You might recognize Sandy Daza from his food and travel show Food Prints. Or from his restaurant Wooden Spoon at the Power Plant Mall in Rockwell. The earlier generation, though, might remember him from his cameos on his mom’s television show Let’s Cook with Nora or from his own show later on, Cooking with Sandy. At his restaurant, Daza has continued the tradition of presenting Filipino food to a global audience. “My philosophy in cooking is to offer familiar flavors but unusual dishes,” he shares. So at Wooden Spoon, he offers such items as stuffed pechay, crab pancit, and century egg salad. At home, he lives by tradition as well, maintaining both a regular and a dirty kitchen, typical of a Filipino family used to feeding bigger broods and preparing for fiestas. While his kitchen equipment are modern, his menu is classic: pork chop, kaldereta, and sinigang. “I can’t live without comfort food,” he confesses. And as for kitchen essentials? “I can’t live without my wooden spoon!” – Margaux Salcedo

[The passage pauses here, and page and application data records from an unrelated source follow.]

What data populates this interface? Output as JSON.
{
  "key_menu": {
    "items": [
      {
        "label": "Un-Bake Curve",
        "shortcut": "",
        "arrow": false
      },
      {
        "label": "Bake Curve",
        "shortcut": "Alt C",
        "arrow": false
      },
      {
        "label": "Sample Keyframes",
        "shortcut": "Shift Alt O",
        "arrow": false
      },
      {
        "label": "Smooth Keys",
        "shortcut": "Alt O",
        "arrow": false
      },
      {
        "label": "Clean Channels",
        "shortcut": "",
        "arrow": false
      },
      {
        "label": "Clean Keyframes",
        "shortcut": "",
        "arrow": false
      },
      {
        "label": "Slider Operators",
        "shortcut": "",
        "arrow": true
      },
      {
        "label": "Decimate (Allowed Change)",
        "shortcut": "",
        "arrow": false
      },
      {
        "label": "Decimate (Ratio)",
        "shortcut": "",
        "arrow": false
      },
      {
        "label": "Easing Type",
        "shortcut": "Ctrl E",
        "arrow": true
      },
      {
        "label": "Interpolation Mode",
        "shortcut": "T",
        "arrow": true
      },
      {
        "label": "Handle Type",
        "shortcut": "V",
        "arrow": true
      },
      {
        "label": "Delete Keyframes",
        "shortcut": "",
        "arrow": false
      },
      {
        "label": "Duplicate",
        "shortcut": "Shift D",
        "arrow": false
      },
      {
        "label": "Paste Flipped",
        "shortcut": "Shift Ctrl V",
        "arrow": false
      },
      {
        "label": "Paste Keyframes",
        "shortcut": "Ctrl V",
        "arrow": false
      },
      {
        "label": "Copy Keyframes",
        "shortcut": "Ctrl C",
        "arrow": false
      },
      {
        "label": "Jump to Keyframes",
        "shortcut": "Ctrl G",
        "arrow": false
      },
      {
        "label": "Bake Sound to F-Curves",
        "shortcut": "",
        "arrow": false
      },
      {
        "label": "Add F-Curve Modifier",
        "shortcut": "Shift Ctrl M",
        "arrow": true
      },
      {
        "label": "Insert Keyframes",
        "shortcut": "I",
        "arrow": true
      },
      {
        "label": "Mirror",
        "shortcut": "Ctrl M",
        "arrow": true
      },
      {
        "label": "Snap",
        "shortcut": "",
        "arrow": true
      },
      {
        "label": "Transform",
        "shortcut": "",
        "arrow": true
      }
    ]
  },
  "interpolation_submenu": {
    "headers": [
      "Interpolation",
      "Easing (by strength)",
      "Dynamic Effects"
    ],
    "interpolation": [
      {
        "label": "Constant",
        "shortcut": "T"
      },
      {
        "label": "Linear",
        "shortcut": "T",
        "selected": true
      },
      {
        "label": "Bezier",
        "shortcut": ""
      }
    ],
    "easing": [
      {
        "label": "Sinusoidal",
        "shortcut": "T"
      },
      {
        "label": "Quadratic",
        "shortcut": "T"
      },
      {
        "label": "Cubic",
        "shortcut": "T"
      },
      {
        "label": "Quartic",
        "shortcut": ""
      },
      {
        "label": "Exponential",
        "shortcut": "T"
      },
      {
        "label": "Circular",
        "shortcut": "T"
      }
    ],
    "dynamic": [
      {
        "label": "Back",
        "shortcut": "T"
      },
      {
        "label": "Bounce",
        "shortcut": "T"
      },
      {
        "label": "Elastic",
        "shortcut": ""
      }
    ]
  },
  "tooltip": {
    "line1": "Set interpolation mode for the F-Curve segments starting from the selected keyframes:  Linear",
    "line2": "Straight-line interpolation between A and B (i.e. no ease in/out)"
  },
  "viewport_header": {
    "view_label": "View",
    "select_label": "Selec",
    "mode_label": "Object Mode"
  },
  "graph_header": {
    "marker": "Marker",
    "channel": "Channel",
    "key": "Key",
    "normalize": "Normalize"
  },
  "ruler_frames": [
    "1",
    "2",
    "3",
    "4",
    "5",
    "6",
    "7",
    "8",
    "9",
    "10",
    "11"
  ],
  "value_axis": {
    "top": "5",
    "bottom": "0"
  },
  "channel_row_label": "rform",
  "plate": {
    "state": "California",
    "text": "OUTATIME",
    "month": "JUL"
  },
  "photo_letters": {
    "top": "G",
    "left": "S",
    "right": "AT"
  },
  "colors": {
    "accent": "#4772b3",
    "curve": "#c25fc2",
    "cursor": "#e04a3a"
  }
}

This article was originally published in The Appetite Issue of Rogue, May 2016.